In any industry, a shift in consumer demands can bring serious stress and uncertainty into an established business. It’s easy to take a look into the past, see what has worked for you and those that came before you, and assume that the future will look the same, but this is a dangerous mindset to carry. This mindset is exactly what gave Japanese automakers a wide window through which to cement themselves in the US market in the second half of the last century – the existing powerhouses believed themselves when they thought: “I know what people want better than the people themselves.” It happened again when Toyota introduced the Prius, seen almost as a joke at its inception but today one of the most sought-after options available, with the competition tripping over themselves to try and regain that lost portion of the market.

We are in the middle of a similar shift in the funeral industry, and it is more important than ever to take a lesson from the history books: ignoring change can be disastrous. Our industry is seeing a push towards alternative services, green funerals, and especially cremation. When consumer demands evolve how they are now, those companies that can rise up and meet the new demands prosper while those that remain entrenched in old ways – insistent that they know what consumers will prefer better than the consumers themselves – fall by the wayside. As more and more people live environmentally-conscious lives, there will be an increasing demand for earth-friendly end-of-life options.

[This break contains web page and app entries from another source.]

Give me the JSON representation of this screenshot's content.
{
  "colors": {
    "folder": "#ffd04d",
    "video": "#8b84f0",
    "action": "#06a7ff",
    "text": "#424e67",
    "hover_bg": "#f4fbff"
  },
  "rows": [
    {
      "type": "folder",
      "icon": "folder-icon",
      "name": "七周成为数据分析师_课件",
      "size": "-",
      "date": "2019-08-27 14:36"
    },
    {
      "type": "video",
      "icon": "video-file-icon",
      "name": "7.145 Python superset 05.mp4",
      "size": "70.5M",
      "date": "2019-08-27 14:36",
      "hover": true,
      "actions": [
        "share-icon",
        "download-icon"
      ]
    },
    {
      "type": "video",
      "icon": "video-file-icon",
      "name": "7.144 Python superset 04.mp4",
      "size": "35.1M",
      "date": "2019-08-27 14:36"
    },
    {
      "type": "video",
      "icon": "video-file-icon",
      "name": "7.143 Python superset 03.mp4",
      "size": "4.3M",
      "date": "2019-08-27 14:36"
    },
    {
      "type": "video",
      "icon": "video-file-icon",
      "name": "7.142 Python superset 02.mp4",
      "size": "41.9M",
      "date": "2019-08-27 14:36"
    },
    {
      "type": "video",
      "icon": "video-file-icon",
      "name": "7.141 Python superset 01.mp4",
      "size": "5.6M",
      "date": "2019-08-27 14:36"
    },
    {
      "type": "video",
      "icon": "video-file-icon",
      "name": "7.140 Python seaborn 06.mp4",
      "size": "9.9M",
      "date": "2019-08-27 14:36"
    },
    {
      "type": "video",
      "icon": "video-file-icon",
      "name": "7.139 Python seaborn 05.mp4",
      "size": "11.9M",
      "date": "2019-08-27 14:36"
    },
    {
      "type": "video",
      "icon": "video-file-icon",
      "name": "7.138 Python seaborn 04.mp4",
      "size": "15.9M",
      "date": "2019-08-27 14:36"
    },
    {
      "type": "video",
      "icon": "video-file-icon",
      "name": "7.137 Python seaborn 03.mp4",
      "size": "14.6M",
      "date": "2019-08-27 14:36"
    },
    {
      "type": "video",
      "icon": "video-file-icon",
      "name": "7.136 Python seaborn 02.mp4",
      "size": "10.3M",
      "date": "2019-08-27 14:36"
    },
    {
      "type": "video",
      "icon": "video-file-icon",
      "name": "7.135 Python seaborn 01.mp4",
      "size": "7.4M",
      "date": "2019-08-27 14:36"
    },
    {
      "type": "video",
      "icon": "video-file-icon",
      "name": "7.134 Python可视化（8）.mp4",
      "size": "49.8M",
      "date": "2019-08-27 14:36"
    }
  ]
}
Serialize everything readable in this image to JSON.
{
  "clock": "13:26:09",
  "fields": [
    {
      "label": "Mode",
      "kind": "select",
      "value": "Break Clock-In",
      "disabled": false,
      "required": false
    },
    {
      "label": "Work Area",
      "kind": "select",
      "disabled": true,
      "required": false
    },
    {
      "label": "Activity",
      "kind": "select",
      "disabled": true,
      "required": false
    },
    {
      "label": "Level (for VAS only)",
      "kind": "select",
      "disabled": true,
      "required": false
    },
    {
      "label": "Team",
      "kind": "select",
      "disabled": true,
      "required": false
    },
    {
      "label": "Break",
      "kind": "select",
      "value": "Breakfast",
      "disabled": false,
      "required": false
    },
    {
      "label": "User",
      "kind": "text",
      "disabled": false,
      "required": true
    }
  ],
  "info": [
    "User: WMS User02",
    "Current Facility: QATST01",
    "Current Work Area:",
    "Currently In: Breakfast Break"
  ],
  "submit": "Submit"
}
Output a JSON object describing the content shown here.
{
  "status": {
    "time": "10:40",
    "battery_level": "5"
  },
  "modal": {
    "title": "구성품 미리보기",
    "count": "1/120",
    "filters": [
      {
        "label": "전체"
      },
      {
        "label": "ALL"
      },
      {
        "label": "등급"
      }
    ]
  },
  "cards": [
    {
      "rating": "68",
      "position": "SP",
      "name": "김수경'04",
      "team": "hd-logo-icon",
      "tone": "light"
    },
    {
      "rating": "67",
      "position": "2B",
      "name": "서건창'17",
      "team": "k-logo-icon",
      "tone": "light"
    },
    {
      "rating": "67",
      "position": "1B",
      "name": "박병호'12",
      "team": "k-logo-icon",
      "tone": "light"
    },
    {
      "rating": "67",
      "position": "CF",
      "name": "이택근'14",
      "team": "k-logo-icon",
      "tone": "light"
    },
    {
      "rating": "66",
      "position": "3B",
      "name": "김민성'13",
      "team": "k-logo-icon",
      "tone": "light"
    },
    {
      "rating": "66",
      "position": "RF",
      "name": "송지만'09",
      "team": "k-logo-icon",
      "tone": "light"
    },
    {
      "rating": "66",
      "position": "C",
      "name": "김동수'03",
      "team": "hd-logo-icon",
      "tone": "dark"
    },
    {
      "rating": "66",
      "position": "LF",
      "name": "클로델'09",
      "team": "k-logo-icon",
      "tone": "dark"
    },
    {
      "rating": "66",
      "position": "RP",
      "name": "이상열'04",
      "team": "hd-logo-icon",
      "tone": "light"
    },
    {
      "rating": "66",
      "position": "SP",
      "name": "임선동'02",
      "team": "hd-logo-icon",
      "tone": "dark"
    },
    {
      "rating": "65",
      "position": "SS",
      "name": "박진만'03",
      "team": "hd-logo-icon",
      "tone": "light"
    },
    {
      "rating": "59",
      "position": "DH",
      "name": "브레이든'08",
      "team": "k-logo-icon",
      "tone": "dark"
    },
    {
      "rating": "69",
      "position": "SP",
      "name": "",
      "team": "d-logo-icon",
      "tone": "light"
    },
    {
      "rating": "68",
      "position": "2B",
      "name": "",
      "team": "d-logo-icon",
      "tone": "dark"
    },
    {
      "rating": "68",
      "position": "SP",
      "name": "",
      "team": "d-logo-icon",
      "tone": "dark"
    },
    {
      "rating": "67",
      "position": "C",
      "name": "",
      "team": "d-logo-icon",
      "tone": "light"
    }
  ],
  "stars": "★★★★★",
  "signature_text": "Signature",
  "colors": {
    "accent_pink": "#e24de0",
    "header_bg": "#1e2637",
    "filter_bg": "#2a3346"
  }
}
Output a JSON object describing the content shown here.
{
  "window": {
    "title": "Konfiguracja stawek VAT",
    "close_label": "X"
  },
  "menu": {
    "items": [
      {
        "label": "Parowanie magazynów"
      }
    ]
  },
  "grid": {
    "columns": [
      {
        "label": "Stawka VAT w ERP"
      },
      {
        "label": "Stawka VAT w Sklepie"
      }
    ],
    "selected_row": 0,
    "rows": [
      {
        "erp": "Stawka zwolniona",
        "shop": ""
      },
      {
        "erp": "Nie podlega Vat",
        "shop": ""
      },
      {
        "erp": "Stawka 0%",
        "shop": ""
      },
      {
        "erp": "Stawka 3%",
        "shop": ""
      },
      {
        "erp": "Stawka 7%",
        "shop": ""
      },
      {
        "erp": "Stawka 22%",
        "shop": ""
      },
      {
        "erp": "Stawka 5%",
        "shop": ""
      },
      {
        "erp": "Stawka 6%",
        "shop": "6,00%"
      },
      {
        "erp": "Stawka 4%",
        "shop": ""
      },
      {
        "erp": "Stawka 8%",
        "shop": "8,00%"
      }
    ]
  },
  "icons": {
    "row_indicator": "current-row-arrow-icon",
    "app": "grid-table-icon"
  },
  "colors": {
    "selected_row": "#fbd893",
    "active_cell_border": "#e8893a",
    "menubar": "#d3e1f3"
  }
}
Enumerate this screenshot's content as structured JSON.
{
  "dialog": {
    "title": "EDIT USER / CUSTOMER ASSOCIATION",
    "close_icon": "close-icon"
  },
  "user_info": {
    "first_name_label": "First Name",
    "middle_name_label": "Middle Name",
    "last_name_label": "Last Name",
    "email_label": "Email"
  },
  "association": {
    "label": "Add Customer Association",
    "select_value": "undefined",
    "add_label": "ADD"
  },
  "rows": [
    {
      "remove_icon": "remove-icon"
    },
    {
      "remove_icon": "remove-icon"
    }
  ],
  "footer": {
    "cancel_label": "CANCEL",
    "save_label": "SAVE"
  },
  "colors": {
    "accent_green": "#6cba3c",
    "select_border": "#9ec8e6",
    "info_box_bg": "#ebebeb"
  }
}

This growth in demand for green funeral alternatives does not have to be a threat to your traditional business unless you choose to ignore it. The reality is that families are better informed than ever and those who are looking for green options will find providers. By being the one to present families with natural options – wicker caskets and coffins, biodegradable urns, and dignified scattering urns – you can position yourself to meet and profit from these changing market demands. Where a family planning to scatter may have opted for a simple cremation and defaulted to the plastic box, you can offer them a wicker casket for a viewing, a more dignified cremation, and an affordable biodegradable urn.

While the lower cost is certainly a benefit to families seeking green options, in our experience it has not been the main reason that people choose a greener funeral. Many families today wish to participate in the ceremony, and create a unique experience that they will always remember. For example, we had a family use multiple mini Journey Earthurns® to scatter a loved one at sea while whale watching. Another family hand-painted our biodegradable turtle urn, and while out at sea their ceremony was joined by real sea turtles. By offering something different, this funeral home was truly able to facilitate the family’s ability to create a meaningful, unique memorial service that they will remember forever.

It is very important to acknowledge the rising demand for green and natural options, but this does not mean you need to change your whole business; without a doubt, the demand for traditional funerals is still very strong. The danger comes from ignoring an entire market segment or writing it off as a “trend.” Adapting to changes and being ready to meet new demands can be the key to a business’s longevity. If someone was looking to buy a bicycle, you likely wouldn’t be able to sell them a car, and if someone is looking for a green funeral it will be difficult to sell them on a traditional burial instead. Position yourself to serve families looking for something new, while still being the provider for those going traditional, and the rising green sector of the industry will transform from a threat into a lucrative new opportunity! FBA

Kilian Rempen joined Passages International as Marketing Manager in 2017. After studying advertising and international business at Loyola Marymount University in Los Angeles, he lived in Boulder, CO and Bangkok, Thailand, cultivating a love for nature and the outdoors. He can be reached at 505-830-2500 or by email at [email protected]